(DATA RECORDS)

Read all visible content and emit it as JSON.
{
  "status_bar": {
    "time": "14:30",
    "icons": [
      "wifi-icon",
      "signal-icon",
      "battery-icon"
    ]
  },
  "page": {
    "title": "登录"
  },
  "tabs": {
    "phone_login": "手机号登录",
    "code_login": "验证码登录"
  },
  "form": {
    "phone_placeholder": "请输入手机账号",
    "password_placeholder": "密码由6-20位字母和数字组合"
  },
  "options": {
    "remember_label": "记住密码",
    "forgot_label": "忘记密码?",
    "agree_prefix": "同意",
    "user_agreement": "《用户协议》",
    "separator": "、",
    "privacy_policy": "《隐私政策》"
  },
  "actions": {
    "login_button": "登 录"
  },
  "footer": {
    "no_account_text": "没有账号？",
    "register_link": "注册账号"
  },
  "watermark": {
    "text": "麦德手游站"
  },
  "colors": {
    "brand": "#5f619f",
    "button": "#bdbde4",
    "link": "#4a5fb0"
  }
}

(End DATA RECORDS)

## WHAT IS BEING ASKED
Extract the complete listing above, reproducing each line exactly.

## REPLY TO THE EXERCISE
Read all visible content and emit it as JSON.
{
  "status_bar": {
    "time": "14:30",
    "icons": [
      "wifi-icon",
      "signal-icon",
      "battery-icon"
    ]
  },
  "page": {
    "title": "登录"
  },
  "tabs": {
    "phone_login": "手机号登录",
    "code_login": "验证码登录"
  },
  "form": {
    "phone_placeholder": "请输入手机账号",
    "password_placeholder": "密码由6-20位字母和数字组合"
  },
  "options": {
    "remember_label": "记住密码",
    "forgot_label": "忘记密码?",
    "agree_prefix": "同意",
    "user_agreement": "《用户协议》",
    "separator": "、",
    "privacy_policy": "《隐私政策》"
  },
  "actions": {
    "login_button": "登 录"
  },
  "footer": {
    "no_account_text": "没有账号？",
    "register_link": "注册账号"
  },
  "watermark": {
    "text": "麦德手游站"
  },
  "colors": {
    "brand": "#5f619f",
    "button": "#bdbde4",
    "link": "#4a5fb0"
  }
}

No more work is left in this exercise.